Aim of the task:
Write the entries again exactly, with no line missing.
*****
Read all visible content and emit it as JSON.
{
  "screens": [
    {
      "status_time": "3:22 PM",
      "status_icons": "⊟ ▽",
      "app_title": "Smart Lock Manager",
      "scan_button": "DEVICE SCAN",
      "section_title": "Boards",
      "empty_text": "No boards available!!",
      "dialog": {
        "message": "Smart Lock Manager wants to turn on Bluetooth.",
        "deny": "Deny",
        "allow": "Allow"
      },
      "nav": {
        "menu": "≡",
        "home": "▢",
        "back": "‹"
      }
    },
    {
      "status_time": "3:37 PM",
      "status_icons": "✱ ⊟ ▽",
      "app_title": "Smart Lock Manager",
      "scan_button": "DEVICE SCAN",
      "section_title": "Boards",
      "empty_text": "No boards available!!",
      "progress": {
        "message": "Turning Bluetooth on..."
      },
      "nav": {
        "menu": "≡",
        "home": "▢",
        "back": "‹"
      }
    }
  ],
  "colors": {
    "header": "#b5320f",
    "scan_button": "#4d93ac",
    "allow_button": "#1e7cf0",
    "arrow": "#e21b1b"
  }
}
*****
Worked solution:
Read all visible content and emit it as JSON.
{
  "screens": [
    {
      "status_time": "3:22 PM",
      "status_icons": "⊟ ▽",
      "app_title": "Smart Lock Manager",
      "scan_button": "DEVICE SCAN",
      "section_title": "Boards",
      "empty_text": "No boards available!!",
      "dialog": {
        "message": "Smart Lock Manager wants to turn on Bluetooth.",
        "deny": "Deny",
        "allow": "Allow"
      },
      "nav": {
        "menu": "≡",
        "home": "▢",
        "back": "‹"
      }
    },
    {
      "status_time": "3:37 PM",
      "status_icons": "✱ ⊟ ▽",
      "app_title": "Smart Lock Manager",
      "scan_button": "DEVICE SCAN",
      "section_title": "Boards",
      "empty_text": "No boards available!!",
      "progress": {
        "message": "Turning Bluetooth on..."
      },
      "nav": {
        "menu": "≡",
        "home": "▢",
        "back": "‹"
      }
    }
  ],
  "colors": {
    "header": "#b5320f",
    "scan_button": "#4d93ac",
    "allow_button": "#1e7cf0",
    "arrow": "#e21b1b"
  }
}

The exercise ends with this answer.